Forest Lake area Girl Scouts will be out raking leaves on Saturday, Oct. 13.
The project will raise awareness of the chain reaction that occurs when leaves and grass clippings are allowed to go down storm drains. The debris goes directly into the local watershed and promotes algae overgrowth.
The girls hope to improve the local water quality and help ease the burden of fall debris clean-up on city budgets.
During the event, girls will rake leaves in parks and public places, distribute door hangers to inform the public about ways to help, and mark storm drains with a message to remind the public that what goes down storm drains ends up in local rivers and lakes.
The project is part of the Centennial Day of Service 2012 Take Action Project, celebrating 100 years of Girl Scouting.
In 49 counties, more than 30,000 Scouts and adult volunteers will work to raise awareness about simple steps that can improve local water quality.
The Girl Scouts want to remind people that when grass, leaves and pet waste travel to waterways through storm drains, phosphorus is created by the decaying leaves.
The extra phosphorus burden in a lake causes excess algae growth, turning the clear water green.
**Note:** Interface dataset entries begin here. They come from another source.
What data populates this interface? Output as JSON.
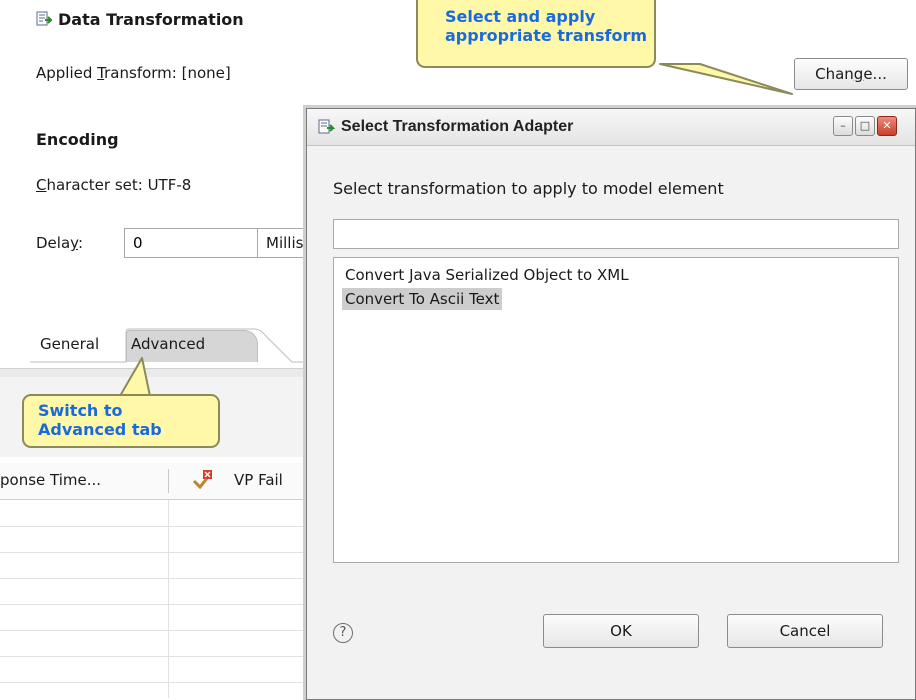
{
  "editor": {
    "section_title": "Data Transformation",
    "applied_transform_pre": "Applied ",
    "applied_transform_mnemonic": "T",
    "applied_transform_post": "ransform: [none]",
    "change_pre": "Chan",
    "change_mnemonic": "g",
    "change_post": "e...",
    "encoding_title": "Encoding",
    "charset_mnemonic": "C",
    "charset_post": "haracter set: UTF-8",
    "delay_pre": "Dela",
    "delay_mnemonic": "y",
    "delay_post": ":",
    "delay_value": "0",
    "delay_unit": "Millis"
  },
  "tabs": [
    {
      "label": "General",
      "selected": false
    },
    {
      "label": "Advanced",
      "selected": true
    }
  ],
  "table": {
    "col_response": "ponse Time...",
    "col_vp": "VP Fail"
  },
  "callouts": {
    "top_line1": "Select and apply",
    "top_line2": "appropriate transform",
    "bottom_line1": "Switch to",
    "bottom_line2": "Advanced tab"
  },
  "dialog": {
    "title": "Select Transformation Adapter",
    "prompt": "Select transformation to apply to model element",
    "filter_value": "",
    "items": [
      {
        "label": "Convert Java Serialized Object to XML",
        "selected": false
      },
      {
        "label": "Convert To Ascii Text",
        "selected": true
      }
    ],
    "help_glyph": "?",
    "ok_label": "OK",
    "cancel_label": "Cancel"
  },
  "colors": {
    "callout_fill": "#fff8a8",
    "callout_text": "#1a6adf",
    "selection": "#cdcdcd"
  }
}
As a result, oxygen levels in the water are reduced, making it hard for fish and other animals to survive.
The goal is to stop 20,000 pounds of phosphorus from ending up in local waterways, preventing 10 million points of algae growth and saving $6 million in clean-up costs.
The participating Girl Scouts will also work toward earning a water quality patch.
The project is sponsored by 3M in partnership with the Freshwater Society.
Current Girl Scouts and girls interested in joining Girl Scouts can sign up to participate in this event until October 5. Call Melinda Peterson, CTap Coordinator, at 651.795.9214.
For more information about Girl Scouts and the Centennial Day of Service 2012 Take Action Project, go to GSRV100.org.